WORK REQUIRED: Could the data below be copied exactly, minus the pictures?

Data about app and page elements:
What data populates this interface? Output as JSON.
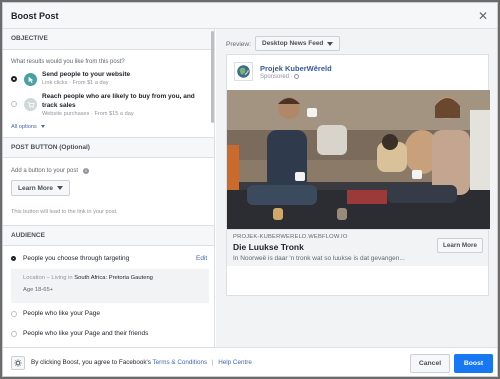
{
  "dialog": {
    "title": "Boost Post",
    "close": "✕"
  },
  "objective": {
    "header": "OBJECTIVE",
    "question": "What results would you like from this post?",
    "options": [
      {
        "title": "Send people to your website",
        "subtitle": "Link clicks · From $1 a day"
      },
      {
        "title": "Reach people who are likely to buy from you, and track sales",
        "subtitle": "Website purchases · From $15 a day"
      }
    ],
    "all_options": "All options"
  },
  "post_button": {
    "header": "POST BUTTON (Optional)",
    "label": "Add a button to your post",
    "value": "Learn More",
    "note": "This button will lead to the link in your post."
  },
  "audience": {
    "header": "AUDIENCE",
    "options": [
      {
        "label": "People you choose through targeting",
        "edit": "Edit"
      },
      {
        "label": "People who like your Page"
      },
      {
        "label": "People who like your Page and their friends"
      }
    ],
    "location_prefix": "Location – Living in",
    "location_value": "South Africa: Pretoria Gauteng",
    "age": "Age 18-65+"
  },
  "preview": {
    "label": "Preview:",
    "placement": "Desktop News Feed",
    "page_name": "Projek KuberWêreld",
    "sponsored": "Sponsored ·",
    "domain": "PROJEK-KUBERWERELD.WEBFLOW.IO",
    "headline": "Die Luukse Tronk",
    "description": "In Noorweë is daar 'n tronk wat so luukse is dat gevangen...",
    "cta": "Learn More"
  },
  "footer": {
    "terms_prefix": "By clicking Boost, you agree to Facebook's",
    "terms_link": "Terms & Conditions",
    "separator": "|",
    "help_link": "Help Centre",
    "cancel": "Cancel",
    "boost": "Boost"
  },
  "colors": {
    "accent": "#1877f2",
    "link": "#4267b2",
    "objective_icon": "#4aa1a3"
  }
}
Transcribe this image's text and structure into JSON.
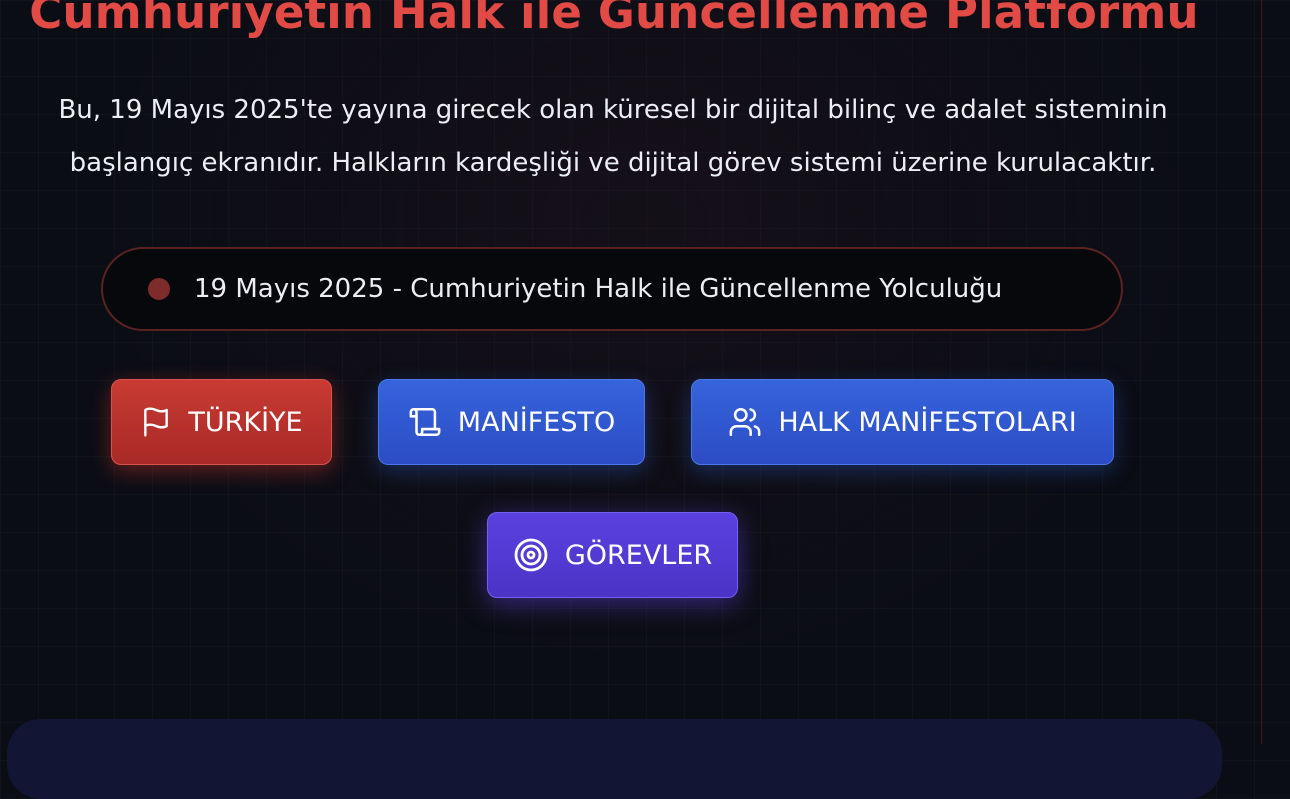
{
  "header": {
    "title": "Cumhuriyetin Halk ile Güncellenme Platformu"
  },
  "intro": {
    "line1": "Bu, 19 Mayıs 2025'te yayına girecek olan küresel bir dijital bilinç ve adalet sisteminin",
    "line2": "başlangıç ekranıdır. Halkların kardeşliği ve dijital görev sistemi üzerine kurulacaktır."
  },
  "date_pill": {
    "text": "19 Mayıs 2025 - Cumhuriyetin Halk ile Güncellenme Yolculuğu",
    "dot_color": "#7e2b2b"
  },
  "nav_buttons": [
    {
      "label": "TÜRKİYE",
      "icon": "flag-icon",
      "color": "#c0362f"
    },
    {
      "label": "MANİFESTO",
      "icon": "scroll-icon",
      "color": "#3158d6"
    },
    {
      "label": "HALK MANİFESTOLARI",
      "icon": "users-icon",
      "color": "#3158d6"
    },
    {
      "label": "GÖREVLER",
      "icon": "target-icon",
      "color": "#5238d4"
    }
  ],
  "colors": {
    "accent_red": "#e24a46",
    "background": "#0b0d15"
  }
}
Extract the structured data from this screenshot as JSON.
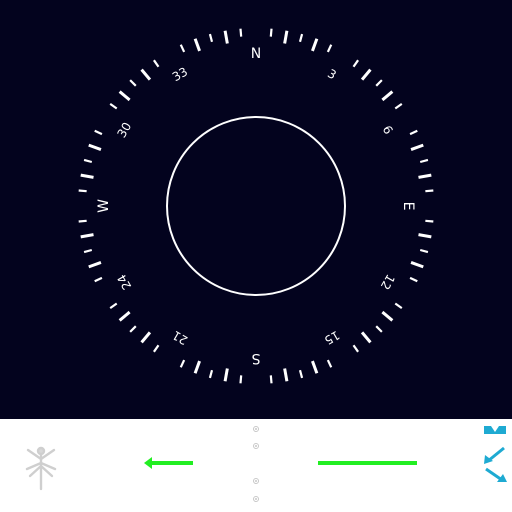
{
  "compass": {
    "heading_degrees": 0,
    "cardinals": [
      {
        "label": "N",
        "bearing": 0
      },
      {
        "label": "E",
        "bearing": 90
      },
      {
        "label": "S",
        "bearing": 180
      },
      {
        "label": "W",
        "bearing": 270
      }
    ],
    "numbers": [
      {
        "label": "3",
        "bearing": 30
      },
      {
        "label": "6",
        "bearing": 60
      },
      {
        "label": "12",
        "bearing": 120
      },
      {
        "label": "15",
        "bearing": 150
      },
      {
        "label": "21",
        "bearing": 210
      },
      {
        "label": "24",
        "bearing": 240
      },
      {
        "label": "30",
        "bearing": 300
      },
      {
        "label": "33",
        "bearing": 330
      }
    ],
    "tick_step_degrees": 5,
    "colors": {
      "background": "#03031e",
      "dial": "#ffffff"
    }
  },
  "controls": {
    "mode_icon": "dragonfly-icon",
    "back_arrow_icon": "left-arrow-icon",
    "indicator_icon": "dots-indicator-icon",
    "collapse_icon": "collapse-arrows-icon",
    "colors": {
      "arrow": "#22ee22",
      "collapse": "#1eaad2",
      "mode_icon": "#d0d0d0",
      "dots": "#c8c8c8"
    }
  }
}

OUTPUT OF THE EXERCISE:
What data populates this interface? Output as JSON.
{
  "dialog": {
    "title": "Boost Post",
    "close": "✕"
  },
  "objective": {
    "header": "OBJECTIVE",
    "question": "What results would you like from this post?",
    "options": [
      {
        "title": "Send people to your website",
        "subtitle": "Link clicks · From $1 a day"
      },
      {
        "title": "Reach people who are likely to buy from you, and track sales",
        "subtitle": "Website purchases · From $15 a day"
      }
    ],
    "all_options": "All options"
  },
  "post_button": {
    "header": "POST BUTTON (Optional)",
    "label": "Add a button to your post",
    "value": "Learn More",
    "note": "This button will lead to the link in your post."
  },
  "audience": {
    "header": "AUDIENCE",
    "options": [
      {
        "label": "People you choose through targeting",
        "edit": "Edit"
      },
      {
        "label": "People who like your Page"
      },
      {
        "label": "People who like your Page and their friends"
      }
    ],
    "location_prefix": "Location – Living in",
    "location_value": "South Africa: Pretoria Gauteng",
    "age": "Age 18-65+"
  },
  "preview": {
    "label": "Preview:",
    "placement": "Desktop News Feed",
    "page_name": "Projek KuberWêreld",
    "sponsored": "Sponsored ·",
    "domain": "PROJEK-KUBERWERELD.WEBFLOW.IO",
    "headline": "Die Luukse Tronk",
    "description": "In Noorweë is daar 'n tronk wat so luukse is dat gevangen...",
    "cta": "Learn More"
  },
  "footer": {
    "terms_prefix": "By clicking Boost, you agree to Facebook's",
    "terms_link": "Terms & Conditions",
    "separator": "|",
    "help_link": "Help Centre",
    "cancel": "Cancel",
    "boost": "Boost"
  },
  "colors": {
    "accent": "#1877f2",
    "link": "#4267b2",
    "objective_icon": "#4aa1a3"
  }
}
Transcribe this image's text and structure into JSON.
{
  "header": {
    "title": "Cumhuriyetin Halk ile Güncellenme Platformu"
  },
  "intro": {
    "line1": "Bu, 19 Mayıs 2025'te yayına girecek olan küresel bir dijital bilinç ve adalet sisteminin",
    "line2": "başlangıç ekranıdır. Halkların kardeşliği ve dijital görev sistemi üzerine kurulacaktır."
  },
  "date_pill": {
    "text": "19 Mayıs 2025 - Cumhuriyetin Halk ile Güncellenme Yolculuğu",
    "dot_color": "#7e2b2b"
  },
  "nav_buttons": [
    {
      "label": "TÜRKİYE",
      "icon": "flag-icon",
      "color": "#c0362f"
    },
    {
      "label": "MANİFESTO",
      "icon": "scroll-icon",
      "color": "#3158d6"
    },
    {
      "label": "HALK MANİFESTOLARI",
      "icon": "users-icon",
      "color": "#3158d6"
    },
    {
      "label": "GÖREVLER",
      "icon": "target-icon",
      "color": "#5238d4"
    }
  ],
  "colors": {
    "accent_red": "#e24a46",
    "background": "#0b0d15"
  }
}
Extract the structured data from this screenshot as JSON.
{
  "compass": {
    "heading_degrees": 0,
    "cardinals": [
      {
        "label": "N",
        "bearing": 0
      },
      {
        "label": "E",
        "bearing": 90
      },
      {
        "label": "S",
        "bearing": 180
      },
      {
        "label": "W",
        "bearing": 270
      }
    ],
    "numbers": [
      {
        "label": "3",
        "bearing": 30
      },
      {
        "label": "6",
        "bearing": 60
      },
      {
        "label": "12",
        "bearing": 120
      },
      {
        "label": "15",
        "bearing": 150
      },
      {
        "label": "21",
        "bearing": 210
      },
      {
        "label": "24",
        "bearing": 240
      },
      {
        "label": "30",
        "bearing": 300
      },
      {
        "label": "33",
        "bearing": 330
      }
    ],
    "tick_step_degrees": 5,
    "colors": {
      "background": "#03031e",
      "dial": "#ffffff"
    }
  },
  "controls": {
    "mode_icon": "dragonfly-icon",
    "back_arrow_icon": "left-arrow-icon",
    "indicator_icon": "dots-indicator-icon",
    "collapse_icon": "collapse-arrows-icon",
    "colors": {
      "arrow": "#22ee22",
      "collapse": "#1eaad2",
      "mode_icon": "#d0d0d0",
      "dots": "#c8c8c8"
    }
  }
}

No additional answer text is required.